▸ WHAT YOU HAVE TO DO
From the records below, state how many lines include the word "icon", giving only that number.

[[ PROVIDED ENTRIES open ]]

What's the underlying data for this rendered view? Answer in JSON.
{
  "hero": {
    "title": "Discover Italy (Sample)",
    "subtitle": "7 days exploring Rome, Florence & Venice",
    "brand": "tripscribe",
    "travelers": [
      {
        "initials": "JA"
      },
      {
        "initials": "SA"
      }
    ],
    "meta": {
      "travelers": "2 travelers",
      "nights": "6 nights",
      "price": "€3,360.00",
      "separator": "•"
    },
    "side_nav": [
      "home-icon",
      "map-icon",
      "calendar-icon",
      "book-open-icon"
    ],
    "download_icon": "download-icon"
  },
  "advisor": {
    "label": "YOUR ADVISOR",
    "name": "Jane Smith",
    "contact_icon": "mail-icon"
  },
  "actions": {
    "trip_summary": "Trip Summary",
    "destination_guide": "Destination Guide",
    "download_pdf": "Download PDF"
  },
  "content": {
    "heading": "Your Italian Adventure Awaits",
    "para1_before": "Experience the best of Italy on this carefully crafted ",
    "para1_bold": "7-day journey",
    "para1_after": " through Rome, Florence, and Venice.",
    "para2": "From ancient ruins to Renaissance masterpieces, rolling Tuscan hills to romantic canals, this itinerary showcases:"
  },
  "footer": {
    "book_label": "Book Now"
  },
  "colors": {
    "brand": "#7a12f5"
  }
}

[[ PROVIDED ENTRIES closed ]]

▸ TASK OUTPUT
6